Data records for software interfaces
◇ ◇ ◇ ◇ ◇ ◇ ◇
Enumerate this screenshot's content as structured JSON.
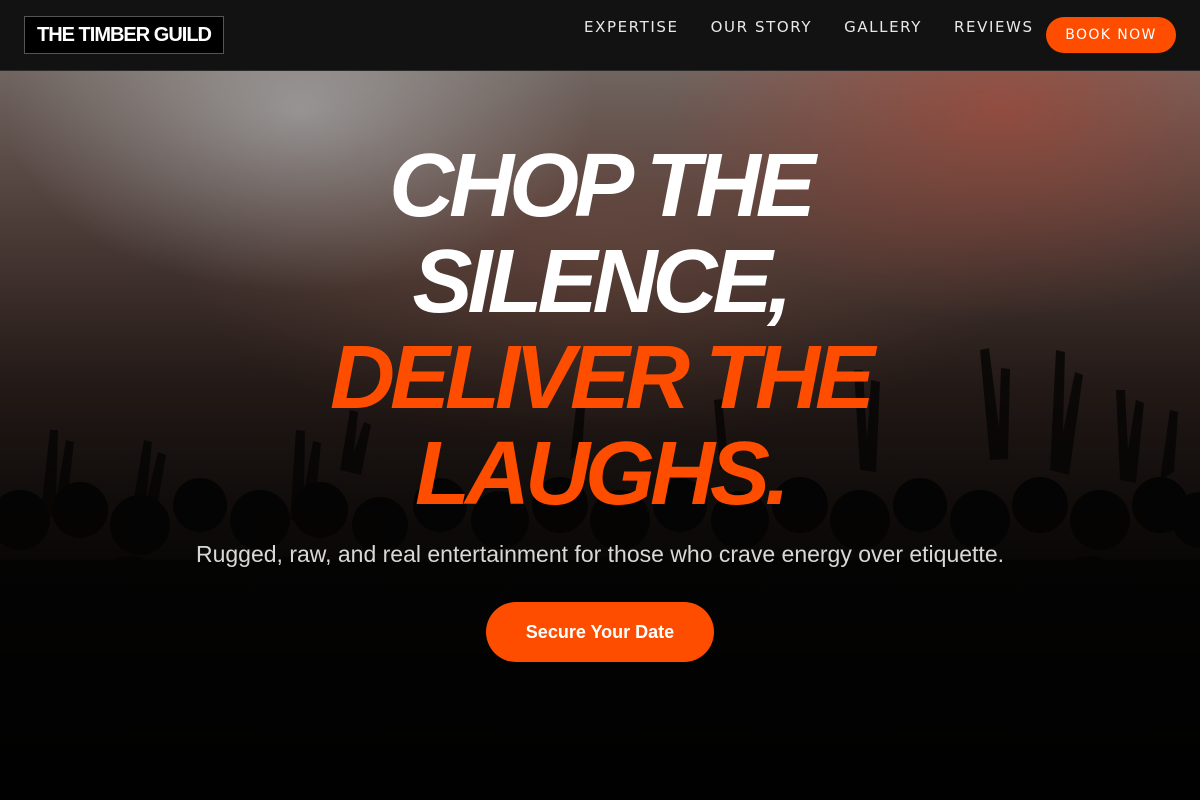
{
  "brand": {
    "name": "THE TIMBER GUILD"
  },
  "nav": {
    "items": [
      {
        "label": "EXPERTISE"
      },
      {
        "label": "OUR STORY"
      },
      {
        "label": "GALLERY"
      },
      {
        "label": "REVIEWS"
      }
    ],
    "book_label": "BOOK NOW"
  },
  "hero": {
    "headline_white_1": "CHOP THE",
    "headline_white_2": "SILENCE,",
    "headline_orange_1": "DELIVER THE",
    "headline_orange_2": "LAUGHS.",
    "subline": "Rugged, raw, and real entertainment for those who crave energy over etiquette.",
    "cta_label": "Secure Your Date",
    "background_image": "concert-crowd-photo"
  },
  "colors": {
    "accent": "#ff4d00",
    "header_bg": "#121212",
    "text_light": "#ffffff"
  }
}
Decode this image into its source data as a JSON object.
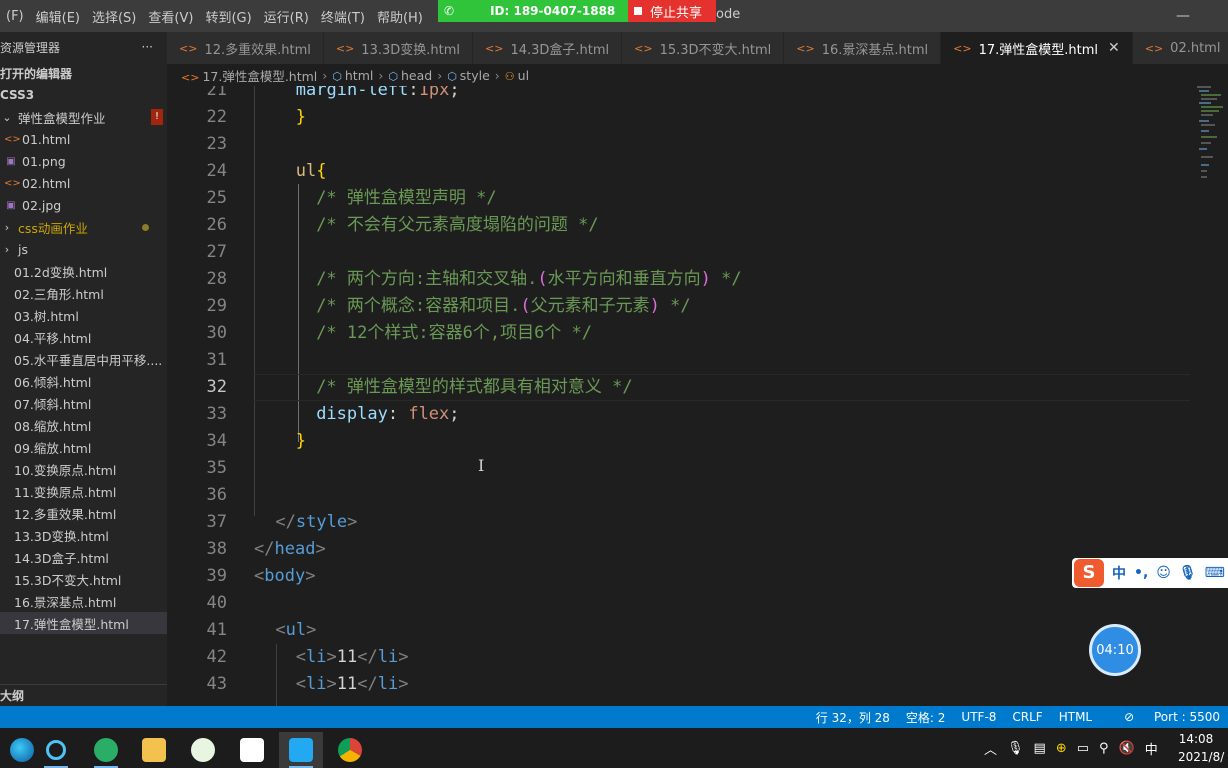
{
  "menu": [
    "(F)",
    "编辑(E)",
    "选择(S)",
    "查看(V)",
    "转到(G)",
    "运行(R)",
    "终端(T)",
    "帮助(H)"
  ],
  "share": {
    "id_label": "ID: 189-0407-1888",
    "stop_label": "停止共享",
    "title_tail": "ode"
  },
  "sidebar": {
    "header": "资源管理器",
    "more": "···",
    "open_editors": "打开的编辑器",
    "root": "CSS3",
    "folder": "弹性盒模型作业",
    "folder_badge": "!",
    "items": [
      {
        "label": "01.html",
        "icon": "html"
      },
      {
        "label": "01.png",
        "icon": "image"
      },
      {
        "label": "02.html",
        "icon": "html"
      },
      {
        "label": "02.jpg",
        "icon": "image"
      }
    ],
    "css_anim_folder": "css动画作业",
    "js_folder": "js",
    "files": [
      "01.2d变换.html",
      "02.三角形.html",
      "03.树.html",
      "04.平移.html",
      "05.水平垂直居中用平移....",
      "06.倾斜.html",
      "07.倾斜.html",
      "08.缩放.html",
      "09.缩放.html",
      "10.变换原点.html",
      "11.变换原点.html",
      "12.多重效果.html",
      "13.3D变换.html",
      "14.3D盒子.html",
      "15.3D不变大.html",
      "16.景深基点.html",
      "17.弹性盒模型.html"
    ],
    "outline": "大纲"
  },
  "tabs": [
    {
      "label": "12.多重效果.html"
    },
    {
      "label": "13.3D变换.html"
    },
    {
      "label": "14.3D盒子.html"
    },
    {
      "label": "15.3D不变大.html"
    },
    {
      "label": "16.景深基点.html"
    },
    {
      "label": "17.弹性盒模型.html",
      "active": true
    },
    {
      "label": "02.html"
    }
  ],
  "breadcrumb": [
    "17.弹性盒模型.html",
    "html",
    "head",
    "style",
    "ul"
  ],
  "code_lines": [
    {
      "n": "21",
      "text": "margin-left:1px;"
    },
    {
      "n": "22",
      "text": "}"
    },
    {
      "n": "23",
      "text": ""
    },
    {
      "n": "24",
      "text": "ul{"
    },
    {
      "n": "25",
      "text": "/* 弹性盒模型声明 */"
    },
    {
      "n": "26",
      "text": "/* 不会有父元素高度塌陷的问题 */"
    },
    {
      "n": "27",
      "text": ""
    },
    {
      "n": "28",
      "text": "/* 两个方向:主轴和交叉轴.(水平方向和垂直方向) */"
    },
    {
      "n": "29",
      "text": "/* 两个概念:容器和项目.(父元素和子元素) */"
    },
    {
      "n": "30",
      "text": "/* 12个样式:容器6个,项目6个 */"
    },
    {
      "n": "31",
      "text": ""
    },
    {
      "n": "32",
      "text": "/* 弹性盒模型的样式都具有相对意义 */"
    },
    {
      "n": "33",
      "text": "display: flex;"
    },
    {
      "n": "34",
      "text": "}"
    },
    {
      "n": "35",
      "text": ""
    },
    {
      "n": "36",
      "text": ""
    },
    {
      "n": "37",
      "text": "</style>"
    },
    {
      "n": "38",
      "text": "</head>"
    },
    {
      "n": "39",
      "text": "<body>"
    },
    {
      "n": "40",
      "text": ""
    },
    {
      "n": "41",
      "text": "<ul>"
    },
    {
      "n": "42",
      "text": "<li>11</li>"
    },
    {
      "n": "43",
      "text": "<li>11</li>"
    }
  ],
  "ime": {
    "lang": "中",
    "punct": "•,"
  },
  "timer": "04:10",
  "status": {
    "position": "行 32，列 28",
    "spaces": "空格: 2",
    "encoding": "UTF-8",
    "eol": "CRLF",
    "language": "HTML",
    "port": "Port : 5500"
  },
  "taskbar": {
    "input_lang": "中",
    "time": "14:08",
    "date": "2021/8/"
  },
  "colors": {
    "accent": "#007acc",
    "share_green": "#2fc43a",
    "share_red": "#e5322f"
  }
}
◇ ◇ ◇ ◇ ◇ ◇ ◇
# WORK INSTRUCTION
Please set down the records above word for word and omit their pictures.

# SOLUTION FOR THIS TASK
Enumerate this screenshot's content as structured JSON.
{
  "brand": {
    "name": "THE TIMBER GUILD"
  },
  "nav": {
    "items": [
      {
        "label": "EXPERTISE"
      },
      {
        "label": "OUR STORY"
      },
      {
        "label": "GALLERY"
      },
      {
        "label": "REVIEWS"
      }
    ],
    "book_label": "BOOK NOW"
  },
  "hero": {
    "headline_white_1": "CHOP THE",
    "headline_white_2": "SILENCE,",
    "headline_orange_1": "DELIVER THE",
    "headline_orange_2": "LAUGHS.",
    "subline": "Rugged, raw, and real entertainment for those who crave energy over etiquette.",
    "cta_label": "Secure Your Date",
    "background_image": "concert-crowd-photo"
  },
  "colors": {
    "accent": "#ff4d00",
    "header_bg": "#121212",
    "text_light": "#ffffff"
  }
}
Decode this image into its source data as a JSON object.
{
  "menu": [
    "(F)",
    "编辑(E)",
    "选择(S)",
    "查看(V)",
    "转到(G)",
    "运行(R)",
    "终端(T)",
    "帮助(H)"
  ],
  "share": {
    "id_label": "ID: 189-0407-1888",
    "stop_label": "停止共享",
    "title_tail": "ode"
  },
  "sidebar": {
    "header": "资源管理器",
    "more": "···",
    "open_editors": "打开的编辑器",
    "root": "CSS3",
    "folder": "弹性盒模型作业",
    "folder_badge": "!",
    "items": [
      {
        "label": "01.html",
        "icon": "html"
      },
      {
        "label": "01.png",
        "icon": "image"
      },
      {
        "label": "02.html",
        "icon": "html"
      },
      {
        "label": "02.jpg",
        "icon": "image"
      }
    ],
    "css_anim_folder": "css动画作业",
    "js_folder": "js",
    "files": [
      "01.2d变换.html",
      "02.三角形.html",
      "03.树.html",
      "04.平移.html",
      "05.水平垂直居中用平移....",
      "06.倾斜.html",
      "07.倾斜.html",
      "08.缩放.html",
      "09.缩放.html",
      "10.变换原点.html",
      "11.变换原点.html",
      "12.多重效果.html",
      "13.3D变换.html",
      "14.3D盒子.html",
      "15.3D不变大.html",
      "16.景深基点.html",
      "17.弹性盒模型.html"
    ],
    "outline": "大纲"
  },
  "tabs": [
    {
      "label": "12.多重效果.html"
    },
    {
      "label": "13.3D变换.html"
    },
    {
      "label": "14.3D盒子.html"
    },
    {
      "label": "15.3D不变大.html"
    },
    {
      "label": "16.景深基点.html"
    },
    {
      "label": "17.弹性盒模型.html",
      "active": true
    },
    {
      "label": "02.html"
    }
  ],
  "breadcrumb": [
    "17.弹性盒模型.html",
    "html",
    "head",
    "style",
    "ul"
  ],
  "code_lines": [
    {
      "n": "21",
      "text": "margin-left:1px;"
    },
    {
      "n": "22",
      "text": "}"
    },
    {
      "n": "23",
      "text": ""
    },
    {
      "n": "24",
      "text": "ul{"
    },
    {
      "n": "25",
      "text": "/* 弹性盒模型声明 */"
    },
    {
      "n": "26",
      "text": "/* 不会有父元素高度塌陷的问题 */"
    },
    {
      "n": "27",
      "text": ""
    },
    {
      "n": "28",
      "text": "/* 两个方向:主轴和交叉轴.(水平方向和垂直方向) */"
    },
    {
      "n": "29",
      "text": "/* 两个概念:容器和项目.(父元素和子元素) */"
    },
    {
      "n": "30",
      "text": "/* 12个样式:容器6个,项目6个 */"
    },
    {
      "n": "31",
      "text": ""
    },
    {
      "n": "32",
      "text": "/* 弹性盒模型的样式都具有相对意义 */"
    },
    {
      "n": "33",
      "text": "display: flex;"
    },
    {
      "n": "34",
      "text": "}"
    },
    {
      "n": "35",
      "text": ""
    },
    {
      "n": "36",
      "text": ""
    },
    {
      "n": "37",
      "text": "</style>"
    },
    {
      "n": "38",
      "text": "</head>"
    },
    {
      "n": "39",
      "text": "<body>"
    },
    {
      "n": "40",
      "text": ""
    },
    {
      "n": "41",
      "text": "<ul>"
    },
    {
      "n": "42",
      "text": "<li>11</li>"
    },
    {
      "n": "43",
      "text": "<li>11</li>"
    }
  ],
  "ime": {
    "lang": "中",
    "punct": "•,"
  },
  "timer": "04:10",
  "status": {
    "position": "行 32，列 28",
    "spaces": "空格: 2",
    "encoding": "UTF-8",
    "eol": "CRLF",
    "language": "HTML",
    "port": "Port : 5500"
  },
  "taskbar": {
    "input_lang": "中",
    "time": "14:08",
    "date": "2021/8/"
  },
  "colors": {
    "accent": "#007acc",
    "share_green": "#2fc43a",
    "share_red": "#e5322f"
  }
}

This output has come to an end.